### To do
The word "counter" marks the lines to copy; find all of them in the entries below.
** Opening Data extracts block **
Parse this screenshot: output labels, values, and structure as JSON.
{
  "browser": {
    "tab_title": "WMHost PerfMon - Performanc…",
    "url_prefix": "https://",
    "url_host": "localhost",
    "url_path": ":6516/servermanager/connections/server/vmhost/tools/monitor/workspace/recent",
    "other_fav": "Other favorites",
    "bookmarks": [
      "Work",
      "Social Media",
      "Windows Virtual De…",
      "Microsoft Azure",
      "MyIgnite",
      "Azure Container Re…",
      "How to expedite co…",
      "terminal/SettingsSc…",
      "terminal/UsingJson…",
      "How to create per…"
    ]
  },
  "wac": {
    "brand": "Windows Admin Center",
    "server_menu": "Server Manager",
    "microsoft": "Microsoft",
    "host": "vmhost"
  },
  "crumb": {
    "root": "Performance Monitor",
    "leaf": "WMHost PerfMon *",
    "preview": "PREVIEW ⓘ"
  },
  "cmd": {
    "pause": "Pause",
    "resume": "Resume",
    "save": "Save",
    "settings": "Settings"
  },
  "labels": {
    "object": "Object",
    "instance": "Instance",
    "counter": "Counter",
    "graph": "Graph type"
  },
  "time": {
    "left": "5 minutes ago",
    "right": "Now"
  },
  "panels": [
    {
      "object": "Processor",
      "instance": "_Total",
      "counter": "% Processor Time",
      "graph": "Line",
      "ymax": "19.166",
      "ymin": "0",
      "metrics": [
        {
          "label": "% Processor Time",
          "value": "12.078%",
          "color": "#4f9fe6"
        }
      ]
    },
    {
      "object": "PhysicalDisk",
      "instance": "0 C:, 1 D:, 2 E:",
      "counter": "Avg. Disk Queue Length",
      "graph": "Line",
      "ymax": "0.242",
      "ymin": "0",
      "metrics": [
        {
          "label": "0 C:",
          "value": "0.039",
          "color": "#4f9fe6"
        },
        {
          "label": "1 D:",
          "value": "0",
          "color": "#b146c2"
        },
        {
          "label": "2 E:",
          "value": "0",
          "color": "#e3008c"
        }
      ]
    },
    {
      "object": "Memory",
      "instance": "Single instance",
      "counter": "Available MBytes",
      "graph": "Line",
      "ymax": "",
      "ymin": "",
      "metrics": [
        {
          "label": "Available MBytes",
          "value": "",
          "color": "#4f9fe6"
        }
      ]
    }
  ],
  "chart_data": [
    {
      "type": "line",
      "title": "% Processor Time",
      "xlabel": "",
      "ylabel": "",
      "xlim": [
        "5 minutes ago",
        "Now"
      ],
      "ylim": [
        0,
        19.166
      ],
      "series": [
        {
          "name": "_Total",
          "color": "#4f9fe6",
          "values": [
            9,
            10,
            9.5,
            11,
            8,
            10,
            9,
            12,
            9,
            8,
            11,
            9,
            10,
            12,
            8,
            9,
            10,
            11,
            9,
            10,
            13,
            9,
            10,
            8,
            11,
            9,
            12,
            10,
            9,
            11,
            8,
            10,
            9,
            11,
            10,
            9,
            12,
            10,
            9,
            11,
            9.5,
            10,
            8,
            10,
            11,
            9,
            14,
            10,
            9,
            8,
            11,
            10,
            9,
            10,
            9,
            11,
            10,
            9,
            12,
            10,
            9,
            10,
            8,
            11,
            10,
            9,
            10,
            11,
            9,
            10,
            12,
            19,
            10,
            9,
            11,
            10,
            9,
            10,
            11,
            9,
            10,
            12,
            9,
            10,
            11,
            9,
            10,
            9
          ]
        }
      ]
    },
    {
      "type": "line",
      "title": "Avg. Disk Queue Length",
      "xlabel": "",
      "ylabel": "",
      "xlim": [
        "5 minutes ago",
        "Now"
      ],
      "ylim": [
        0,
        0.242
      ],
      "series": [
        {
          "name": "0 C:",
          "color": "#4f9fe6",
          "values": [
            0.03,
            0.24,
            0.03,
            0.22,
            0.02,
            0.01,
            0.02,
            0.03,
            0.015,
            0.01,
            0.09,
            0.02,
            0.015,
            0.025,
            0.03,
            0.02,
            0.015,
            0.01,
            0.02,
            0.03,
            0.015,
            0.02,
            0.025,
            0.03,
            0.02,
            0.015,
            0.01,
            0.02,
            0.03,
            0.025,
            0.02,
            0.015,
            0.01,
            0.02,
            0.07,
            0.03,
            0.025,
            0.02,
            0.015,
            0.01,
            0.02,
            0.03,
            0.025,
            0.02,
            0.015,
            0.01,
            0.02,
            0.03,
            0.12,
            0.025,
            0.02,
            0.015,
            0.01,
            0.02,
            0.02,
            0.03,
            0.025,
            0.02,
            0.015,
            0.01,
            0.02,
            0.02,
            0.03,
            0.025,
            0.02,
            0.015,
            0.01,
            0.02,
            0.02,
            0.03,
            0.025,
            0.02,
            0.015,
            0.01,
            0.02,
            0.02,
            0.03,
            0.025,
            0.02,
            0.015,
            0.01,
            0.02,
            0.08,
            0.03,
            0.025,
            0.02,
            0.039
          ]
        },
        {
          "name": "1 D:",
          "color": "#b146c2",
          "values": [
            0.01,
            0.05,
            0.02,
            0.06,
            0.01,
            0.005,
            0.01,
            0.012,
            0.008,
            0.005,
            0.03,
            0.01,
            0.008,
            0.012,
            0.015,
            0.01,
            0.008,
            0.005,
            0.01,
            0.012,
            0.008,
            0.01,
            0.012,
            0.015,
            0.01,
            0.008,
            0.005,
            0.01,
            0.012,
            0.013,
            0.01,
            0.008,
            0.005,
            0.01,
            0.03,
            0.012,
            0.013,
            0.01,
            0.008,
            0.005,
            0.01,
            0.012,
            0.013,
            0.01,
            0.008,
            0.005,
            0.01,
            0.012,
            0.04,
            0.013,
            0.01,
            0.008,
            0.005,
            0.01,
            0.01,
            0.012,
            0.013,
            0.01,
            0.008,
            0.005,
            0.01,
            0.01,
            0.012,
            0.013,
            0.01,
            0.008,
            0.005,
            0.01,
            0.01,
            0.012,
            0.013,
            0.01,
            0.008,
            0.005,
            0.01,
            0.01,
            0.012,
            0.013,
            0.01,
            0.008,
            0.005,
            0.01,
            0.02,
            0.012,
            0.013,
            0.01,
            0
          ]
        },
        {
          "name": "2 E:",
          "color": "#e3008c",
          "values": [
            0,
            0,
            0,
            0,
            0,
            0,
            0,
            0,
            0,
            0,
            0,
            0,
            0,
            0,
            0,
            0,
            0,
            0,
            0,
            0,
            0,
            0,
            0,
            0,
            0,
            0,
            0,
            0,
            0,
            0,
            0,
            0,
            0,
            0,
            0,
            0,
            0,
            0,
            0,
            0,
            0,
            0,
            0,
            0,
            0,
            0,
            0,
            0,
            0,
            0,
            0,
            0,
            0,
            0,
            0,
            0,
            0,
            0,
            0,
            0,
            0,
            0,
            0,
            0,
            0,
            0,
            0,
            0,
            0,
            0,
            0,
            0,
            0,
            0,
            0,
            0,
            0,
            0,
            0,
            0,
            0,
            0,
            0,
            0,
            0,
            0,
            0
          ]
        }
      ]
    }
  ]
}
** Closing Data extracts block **
### Answer section
    "counter": "Counter",
      "counter": "% Processor Time",
      "counter": "Avg. Disk Queue Length",
      "counter": "Available MBytes",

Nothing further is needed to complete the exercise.